What could be more frightening than violations of our constitutional rights? But is everything that appears to be a violation actually one? Join us as we explore some current constitutional issues. We hope you enjoy our Bill of Frights!
Of all the amendments to the Constitution, the First is, in many respects, the one whose meaning seems most plain. Its protection of speech appears unequivocal: “Congress shall make no law … abridging the freedom of speech.” But some people wonder and worry if this prohibition against speech regulation has been observed by Congress and other government officials.
Free speech cases have a long history of litigation and Supreme Court precedent. And while the current trend in Supreme Court decisions supports a robust view of speech rights, regulations of speech continue. Earlier this year, the city council of a small town in Arkansas attempted to ban citizens from forming organizations without city approval. The ban would have even made it illegal to have four people meet in a residence to discuss issues the council was considering. The implications for freedom of assembly as well as speech concerned many, and the ordinance was later repealed.
Another interesting case of speech regulation comes in the Stolen Valor Act. The Act gives government a role in regulating speech based on the truth-value of the statement. In 2006, Congress overwhelmingly passed the Stolen Valor Act—legislation making it illegal for an individual to lie about receiving military medals of distinction from the government. The act states: “Whoever falsely represents himself or herself, verbally or in writing, to have been awarded any decoration or medal authorized by Congress for the Armed Forces of the United States, any of the service medals or badges awarded to the members of such forces … shall be fined under this title, imprisoned not more than six months, or both.”
In July, 2008 Xavier Alvarez was fined $5,000 and sentenced to three years of probation for uttering these words at a public meeting in 2007: “I’m a retired Marine of 25 years. I retired in the year 2001. Back in 1987, I was awarded the Congressional Medal of Honor. I got wounded many times by the same guy.
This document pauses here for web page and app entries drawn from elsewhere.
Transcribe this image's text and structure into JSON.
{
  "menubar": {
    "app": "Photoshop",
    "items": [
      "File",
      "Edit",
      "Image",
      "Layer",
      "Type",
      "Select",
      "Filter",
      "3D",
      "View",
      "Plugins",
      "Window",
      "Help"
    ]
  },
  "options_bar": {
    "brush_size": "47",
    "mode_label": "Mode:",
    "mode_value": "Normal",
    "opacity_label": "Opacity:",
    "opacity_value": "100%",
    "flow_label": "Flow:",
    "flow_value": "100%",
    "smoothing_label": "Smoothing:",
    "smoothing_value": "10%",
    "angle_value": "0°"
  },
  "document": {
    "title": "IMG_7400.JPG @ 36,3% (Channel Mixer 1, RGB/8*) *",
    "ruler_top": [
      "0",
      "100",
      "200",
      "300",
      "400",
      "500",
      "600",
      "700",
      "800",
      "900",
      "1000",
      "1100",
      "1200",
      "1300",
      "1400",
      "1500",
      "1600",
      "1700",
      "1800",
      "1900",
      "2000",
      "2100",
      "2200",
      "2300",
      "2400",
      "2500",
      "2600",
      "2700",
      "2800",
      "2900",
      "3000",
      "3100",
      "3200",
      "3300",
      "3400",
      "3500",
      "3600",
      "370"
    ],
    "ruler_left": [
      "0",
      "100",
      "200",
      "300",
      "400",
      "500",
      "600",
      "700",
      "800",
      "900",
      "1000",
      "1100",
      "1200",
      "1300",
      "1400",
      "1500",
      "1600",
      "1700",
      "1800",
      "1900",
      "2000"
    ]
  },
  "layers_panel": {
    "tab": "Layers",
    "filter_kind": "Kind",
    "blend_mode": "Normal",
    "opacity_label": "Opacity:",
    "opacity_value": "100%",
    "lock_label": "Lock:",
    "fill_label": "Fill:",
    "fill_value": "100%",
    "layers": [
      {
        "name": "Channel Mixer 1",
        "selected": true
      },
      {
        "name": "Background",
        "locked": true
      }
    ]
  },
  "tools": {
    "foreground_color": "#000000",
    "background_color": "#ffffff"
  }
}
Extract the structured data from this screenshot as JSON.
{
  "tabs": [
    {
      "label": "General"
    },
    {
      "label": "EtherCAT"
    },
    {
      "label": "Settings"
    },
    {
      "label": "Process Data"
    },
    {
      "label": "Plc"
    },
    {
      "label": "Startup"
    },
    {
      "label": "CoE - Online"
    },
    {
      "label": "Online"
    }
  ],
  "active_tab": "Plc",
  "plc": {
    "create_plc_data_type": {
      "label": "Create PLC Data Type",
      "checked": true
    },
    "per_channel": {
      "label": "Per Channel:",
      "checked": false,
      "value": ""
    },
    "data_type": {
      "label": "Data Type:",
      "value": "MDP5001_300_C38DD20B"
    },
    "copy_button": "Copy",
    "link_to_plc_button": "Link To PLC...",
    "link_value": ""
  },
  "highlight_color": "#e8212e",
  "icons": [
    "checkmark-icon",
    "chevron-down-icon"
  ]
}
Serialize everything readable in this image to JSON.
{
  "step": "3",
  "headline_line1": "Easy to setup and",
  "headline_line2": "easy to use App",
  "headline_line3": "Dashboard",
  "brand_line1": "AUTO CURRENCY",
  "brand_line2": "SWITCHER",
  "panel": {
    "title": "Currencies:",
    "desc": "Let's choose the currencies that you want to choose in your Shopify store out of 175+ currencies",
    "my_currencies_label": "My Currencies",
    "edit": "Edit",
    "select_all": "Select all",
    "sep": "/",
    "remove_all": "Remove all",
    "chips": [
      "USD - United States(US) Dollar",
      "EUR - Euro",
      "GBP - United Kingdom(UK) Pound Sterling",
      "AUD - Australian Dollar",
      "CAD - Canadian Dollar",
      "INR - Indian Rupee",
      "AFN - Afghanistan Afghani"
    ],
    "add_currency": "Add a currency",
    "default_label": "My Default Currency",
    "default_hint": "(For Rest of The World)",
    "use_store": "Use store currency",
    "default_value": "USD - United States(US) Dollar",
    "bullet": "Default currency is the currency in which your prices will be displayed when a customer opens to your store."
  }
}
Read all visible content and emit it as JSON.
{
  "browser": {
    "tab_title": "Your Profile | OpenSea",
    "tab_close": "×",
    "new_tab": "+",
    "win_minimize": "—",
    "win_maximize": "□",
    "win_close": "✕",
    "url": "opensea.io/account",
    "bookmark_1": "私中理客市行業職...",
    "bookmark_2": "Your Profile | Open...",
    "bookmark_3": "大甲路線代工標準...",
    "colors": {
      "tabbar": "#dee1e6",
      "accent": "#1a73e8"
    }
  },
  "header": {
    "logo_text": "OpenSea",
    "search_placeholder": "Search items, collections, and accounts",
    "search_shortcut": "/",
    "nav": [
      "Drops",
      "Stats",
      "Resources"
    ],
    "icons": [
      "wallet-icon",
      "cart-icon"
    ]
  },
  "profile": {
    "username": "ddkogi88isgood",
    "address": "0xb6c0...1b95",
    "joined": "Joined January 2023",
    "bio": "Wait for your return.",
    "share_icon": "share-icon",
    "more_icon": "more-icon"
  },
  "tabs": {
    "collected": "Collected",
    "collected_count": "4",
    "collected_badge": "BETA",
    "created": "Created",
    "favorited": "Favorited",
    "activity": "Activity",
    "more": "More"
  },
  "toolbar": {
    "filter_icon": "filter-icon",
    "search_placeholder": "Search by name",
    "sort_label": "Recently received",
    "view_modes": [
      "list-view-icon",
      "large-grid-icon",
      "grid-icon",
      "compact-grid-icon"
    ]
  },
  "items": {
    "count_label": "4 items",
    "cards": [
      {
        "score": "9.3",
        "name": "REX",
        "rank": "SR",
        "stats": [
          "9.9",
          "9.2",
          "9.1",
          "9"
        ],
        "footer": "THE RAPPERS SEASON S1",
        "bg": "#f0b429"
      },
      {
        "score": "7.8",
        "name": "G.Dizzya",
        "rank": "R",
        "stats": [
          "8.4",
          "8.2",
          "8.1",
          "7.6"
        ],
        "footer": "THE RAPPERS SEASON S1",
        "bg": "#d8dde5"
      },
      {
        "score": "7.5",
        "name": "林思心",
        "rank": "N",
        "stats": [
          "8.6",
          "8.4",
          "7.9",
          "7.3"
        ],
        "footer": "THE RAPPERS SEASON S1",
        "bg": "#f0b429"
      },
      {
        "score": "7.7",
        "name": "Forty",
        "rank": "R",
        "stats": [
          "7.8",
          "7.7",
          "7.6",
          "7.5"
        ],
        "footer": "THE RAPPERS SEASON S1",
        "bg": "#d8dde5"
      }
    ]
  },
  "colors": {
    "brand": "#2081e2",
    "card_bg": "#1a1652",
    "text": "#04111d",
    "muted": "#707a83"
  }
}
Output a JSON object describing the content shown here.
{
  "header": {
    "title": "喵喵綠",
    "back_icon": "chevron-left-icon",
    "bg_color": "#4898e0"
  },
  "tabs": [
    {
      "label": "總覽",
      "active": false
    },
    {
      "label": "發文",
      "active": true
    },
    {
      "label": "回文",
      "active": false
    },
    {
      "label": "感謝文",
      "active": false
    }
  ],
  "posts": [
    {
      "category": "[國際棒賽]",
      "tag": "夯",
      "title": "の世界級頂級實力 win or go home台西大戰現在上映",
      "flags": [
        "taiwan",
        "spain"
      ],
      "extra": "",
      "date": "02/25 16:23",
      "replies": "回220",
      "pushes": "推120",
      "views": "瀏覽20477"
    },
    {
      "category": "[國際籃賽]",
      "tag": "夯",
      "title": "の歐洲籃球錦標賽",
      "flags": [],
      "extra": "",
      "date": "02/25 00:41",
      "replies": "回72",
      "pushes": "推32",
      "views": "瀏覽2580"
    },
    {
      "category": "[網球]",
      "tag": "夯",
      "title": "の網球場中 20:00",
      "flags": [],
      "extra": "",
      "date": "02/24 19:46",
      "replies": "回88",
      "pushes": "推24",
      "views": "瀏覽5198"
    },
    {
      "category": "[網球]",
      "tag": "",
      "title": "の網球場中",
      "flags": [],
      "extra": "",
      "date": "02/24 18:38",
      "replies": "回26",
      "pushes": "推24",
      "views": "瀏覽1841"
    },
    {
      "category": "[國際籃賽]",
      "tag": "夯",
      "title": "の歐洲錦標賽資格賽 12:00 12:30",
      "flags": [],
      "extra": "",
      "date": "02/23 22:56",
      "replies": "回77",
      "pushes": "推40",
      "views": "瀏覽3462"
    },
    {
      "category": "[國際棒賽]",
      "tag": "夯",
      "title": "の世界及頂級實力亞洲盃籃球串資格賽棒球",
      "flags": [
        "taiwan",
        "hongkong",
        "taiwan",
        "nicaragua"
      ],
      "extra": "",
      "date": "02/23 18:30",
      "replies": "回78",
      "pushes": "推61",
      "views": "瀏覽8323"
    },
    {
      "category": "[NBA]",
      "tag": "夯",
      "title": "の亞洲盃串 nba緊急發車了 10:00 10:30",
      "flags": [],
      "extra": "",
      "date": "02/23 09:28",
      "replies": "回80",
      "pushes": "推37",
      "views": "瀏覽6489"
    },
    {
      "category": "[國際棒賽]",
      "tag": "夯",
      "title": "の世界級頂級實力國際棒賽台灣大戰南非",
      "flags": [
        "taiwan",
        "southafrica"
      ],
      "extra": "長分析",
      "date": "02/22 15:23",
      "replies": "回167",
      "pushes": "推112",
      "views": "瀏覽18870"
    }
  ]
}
I’m still around.” Alvarez had actually never received the congressional medal.
Alvarez’s case found its way to the Ninth Circuit Court of Appeals in 2010. The court overturned Alvarez’s sentence. In his concurring opinion, Chief Justice Kozinski stated that: “If false factual statements are unprotected, then the government can prosecute not only the man who tells tall tales of winning the Congressional Medal of Honor, but also the JDater who falsely claims he’s Jewish or the dentist who assures you it won’t hurt a bit.”
In October of this year, the Supreme Court announced that it will be reviewing Alvarez’s case.
So what do you think? Will federal, state, and local governments continue to attempt to regulate speech? Should the government have a role in punishing fallacious statements?